:: Task directions ::
Reproduce each entry exactly as it reads. Leave the images out.

Extracted data entries:
━━━━━━━━━━━━━━━━━━━━━━━━━━━━━━

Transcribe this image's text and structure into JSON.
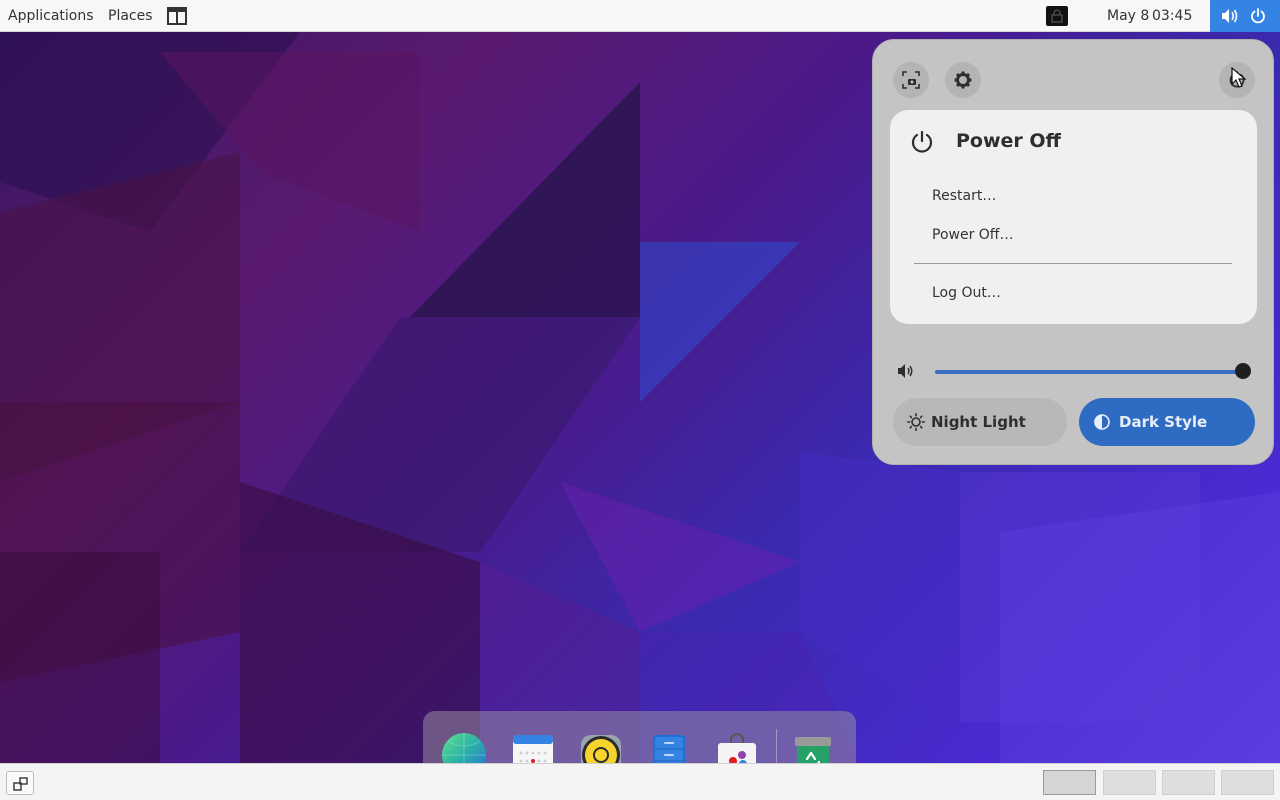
{
  "topbar": {
    "applications": "Applications",
    "places": "Places",
    "date": "May 8",
    "time": "03:45",
    "icons": [
      "window-layout-icon",
      "lock-indicator-icon",
      "volume-icon",
      "power-icon"
    ]
  },
  "quick_settings": {
    "top_buttons": [
      "screenshot-icon",
      "settings-gear-icon",
      "power-icon"
    ],
    "power_menu": {
      "title": "Power Off",
      "items": [
        "Restart…",
        "Power Off…",
        "Log Out…"
      ]
    },
    "volume": {
      "icon": "speaker-icon",
      "level": 1.0
    },
    "toggles": {
      "night_light": {
        "label": "Night Light",
        "icon": "sun-icon",
        "active": false
      },
      "dark_style": {
        "label": "Dark Style",
        "icon": "half-circle-icon",
        "active": true
      }
    }
  },
  "dock": {
    "apps": [
      "web-browser-icon",
      "calendar-icon",
      "music-player-icon",
      "file-manager-icon",
      "software-store-icon",
      "trash-icon"
    ]
  },
  "bottombar": {
    "workspaces": [
      {
        "active": true
      },
      {
        "active": false
      },
      {
        "active": false
      },
      {
        "active": false
      }
    ]
  },
  "colors": {
    "accent": "#3584e4",
    "dark_style_bg": "#2e6cc4",
    "panel_bg": "#c4c4c4",
    "menu_bg": "#f0f0f0"
  }
}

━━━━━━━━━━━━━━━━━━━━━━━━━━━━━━

:: Reply to the task ::
Transcribe this image's text and structure into JSON.
{
  "topbar": {
    "applications": "Applications",
    "places": "Places",
    "date": "May 8",
    "time": "03:45",
    "icons": [
      "window-layout-icon",
      "lock-indicator-icon",
      "volume-icon",
      "power-icon"
    ]
  },
  "quick_settings": {
    "top_buttons": [
      "screenshot-icon",
      "settings-gear-icon",
      "power-icon"
    ],
    "power_menu": {
      "title": "Power Off",
      "items": [
        "Restart…",
        "Power Off…",
        "Log Out…"
      ]
    },
    "volume": {
      "icon": "speaker-icon",
      "level": 1.0
    },
    "toggles": {
      "night_light": {
        "label": "Night Light",
        "icon": "sun-icon",
        "active": false
      },
      "dark_style": {
        "label": "Dark Style",
        "icon": "half-circle-icon",
        "active": true
      }
    }
  },
  "dock": {
    "apps": [
      "web-browser-icon",
      "calendar-icon",
      "music-player-icon",
      "file-manager-icon",
      "software-store-icon",
      "trash-icon"
    ]
  },
  "bottombar": {
    "workspaces": [
      {
        "active": true
      },
      {
        "active": false
      },
      {
        "active": false
      },
      {
        "active": false
      }
    ]
  },
  "colors": {
    "accent": "#3584e4",
    "dark_style_bg": "#2e6cc4",
    "panel_bg": "#c4c4c4",
    "menu_bg": "#f0f0f0"
  }
}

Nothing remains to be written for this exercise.